- THE PROBLEM
Each line of the listing that includes the string "application" needs to be located and copied.
EXTRACTED ENTRIES Block Start
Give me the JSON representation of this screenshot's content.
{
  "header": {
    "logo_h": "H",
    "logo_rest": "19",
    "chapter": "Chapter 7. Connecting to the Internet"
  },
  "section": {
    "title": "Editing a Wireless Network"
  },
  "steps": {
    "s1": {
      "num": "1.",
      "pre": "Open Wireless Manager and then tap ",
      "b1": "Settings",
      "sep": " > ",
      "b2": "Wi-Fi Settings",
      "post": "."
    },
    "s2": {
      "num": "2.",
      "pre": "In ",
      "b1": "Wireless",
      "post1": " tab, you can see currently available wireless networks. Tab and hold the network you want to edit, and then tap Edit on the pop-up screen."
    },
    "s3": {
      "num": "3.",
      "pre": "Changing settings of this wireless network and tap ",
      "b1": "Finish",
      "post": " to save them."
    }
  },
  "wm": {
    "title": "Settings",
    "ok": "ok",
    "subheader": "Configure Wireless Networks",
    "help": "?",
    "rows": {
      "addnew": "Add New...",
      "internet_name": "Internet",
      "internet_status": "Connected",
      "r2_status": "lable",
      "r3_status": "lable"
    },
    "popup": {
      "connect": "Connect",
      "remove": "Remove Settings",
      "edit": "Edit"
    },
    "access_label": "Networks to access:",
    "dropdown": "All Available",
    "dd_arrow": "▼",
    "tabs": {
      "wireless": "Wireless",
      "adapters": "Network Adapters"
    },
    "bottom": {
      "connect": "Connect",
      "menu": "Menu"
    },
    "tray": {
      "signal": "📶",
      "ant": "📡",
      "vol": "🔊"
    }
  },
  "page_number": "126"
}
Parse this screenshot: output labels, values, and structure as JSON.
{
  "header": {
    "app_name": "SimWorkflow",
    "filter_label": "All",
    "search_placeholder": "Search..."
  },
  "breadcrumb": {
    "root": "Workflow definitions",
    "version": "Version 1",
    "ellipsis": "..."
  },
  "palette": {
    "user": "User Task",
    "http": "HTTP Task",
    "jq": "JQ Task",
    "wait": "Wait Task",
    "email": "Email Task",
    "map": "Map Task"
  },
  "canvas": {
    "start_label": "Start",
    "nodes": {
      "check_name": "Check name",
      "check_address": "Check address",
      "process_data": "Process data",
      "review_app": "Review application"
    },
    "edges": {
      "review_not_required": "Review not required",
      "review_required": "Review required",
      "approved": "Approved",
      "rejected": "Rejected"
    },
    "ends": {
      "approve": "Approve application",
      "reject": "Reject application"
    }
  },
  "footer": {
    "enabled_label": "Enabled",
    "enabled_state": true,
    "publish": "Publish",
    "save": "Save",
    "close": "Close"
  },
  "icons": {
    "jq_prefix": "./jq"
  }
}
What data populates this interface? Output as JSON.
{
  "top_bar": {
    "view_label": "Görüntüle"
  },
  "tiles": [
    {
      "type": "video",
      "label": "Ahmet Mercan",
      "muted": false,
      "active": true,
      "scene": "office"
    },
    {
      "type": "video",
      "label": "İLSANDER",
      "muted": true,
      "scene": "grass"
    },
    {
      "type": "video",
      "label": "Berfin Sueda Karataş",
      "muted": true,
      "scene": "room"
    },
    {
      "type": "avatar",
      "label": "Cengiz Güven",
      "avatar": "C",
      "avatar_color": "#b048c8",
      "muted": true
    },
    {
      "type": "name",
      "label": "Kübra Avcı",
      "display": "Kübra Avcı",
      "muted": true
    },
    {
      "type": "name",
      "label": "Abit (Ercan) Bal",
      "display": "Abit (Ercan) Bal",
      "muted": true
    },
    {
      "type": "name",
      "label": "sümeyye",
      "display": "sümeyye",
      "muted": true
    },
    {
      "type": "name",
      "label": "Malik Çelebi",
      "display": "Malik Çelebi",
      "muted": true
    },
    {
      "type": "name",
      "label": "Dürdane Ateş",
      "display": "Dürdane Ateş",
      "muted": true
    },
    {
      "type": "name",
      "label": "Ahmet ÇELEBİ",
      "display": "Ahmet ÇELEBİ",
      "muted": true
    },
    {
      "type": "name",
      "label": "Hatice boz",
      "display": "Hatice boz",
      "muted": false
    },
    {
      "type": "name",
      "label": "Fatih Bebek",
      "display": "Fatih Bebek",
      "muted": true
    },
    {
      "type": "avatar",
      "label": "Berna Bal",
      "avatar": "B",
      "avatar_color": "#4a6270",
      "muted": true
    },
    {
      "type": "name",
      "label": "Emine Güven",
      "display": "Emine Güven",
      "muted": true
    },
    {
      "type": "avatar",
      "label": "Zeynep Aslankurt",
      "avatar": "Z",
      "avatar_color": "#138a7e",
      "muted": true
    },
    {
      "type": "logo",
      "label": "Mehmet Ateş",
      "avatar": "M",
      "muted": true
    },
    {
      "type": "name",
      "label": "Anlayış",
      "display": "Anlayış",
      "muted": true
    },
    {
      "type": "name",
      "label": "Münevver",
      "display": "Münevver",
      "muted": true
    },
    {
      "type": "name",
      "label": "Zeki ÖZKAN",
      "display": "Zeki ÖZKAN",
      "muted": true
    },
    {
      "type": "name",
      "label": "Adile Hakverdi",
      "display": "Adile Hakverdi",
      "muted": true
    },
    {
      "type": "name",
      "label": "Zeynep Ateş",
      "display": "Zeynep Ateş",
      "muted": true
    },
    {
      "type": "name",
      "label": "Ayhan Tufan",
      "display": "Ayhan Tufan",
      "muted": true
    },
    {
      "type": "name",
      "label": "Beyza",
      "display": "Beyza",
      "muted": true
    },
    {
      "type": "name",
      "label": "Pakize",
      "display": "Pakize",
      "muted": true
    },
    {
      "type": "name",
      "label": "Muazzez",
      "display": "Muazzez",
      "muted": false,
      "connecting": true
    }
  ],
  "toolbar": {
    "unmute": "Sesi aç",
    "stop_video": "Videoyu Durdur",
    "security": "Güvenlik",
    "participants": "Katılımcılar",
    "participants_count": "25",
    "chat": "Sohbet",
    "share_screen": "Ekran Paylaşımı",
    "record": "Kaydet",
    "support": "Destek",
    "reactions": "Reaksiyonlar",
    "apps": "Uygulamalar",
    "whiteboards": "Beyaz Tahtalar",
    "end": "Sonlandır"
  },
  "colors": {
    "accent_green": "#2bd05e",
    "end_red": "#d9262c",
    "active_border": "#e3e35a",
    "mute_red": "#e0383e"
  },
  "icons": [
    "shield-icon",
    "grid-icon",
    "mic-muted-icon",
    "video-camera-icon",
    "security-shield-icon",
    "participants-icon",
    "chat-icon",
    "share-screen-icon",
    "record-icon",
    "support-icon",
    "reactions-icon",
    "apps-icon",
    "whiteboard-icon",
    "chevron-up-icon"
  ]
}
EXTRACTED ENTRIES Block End
- EXERCISE RESPONSE
      "review_app": "Review application"
      "approve": "Approve application",
      "reject": "Reject application"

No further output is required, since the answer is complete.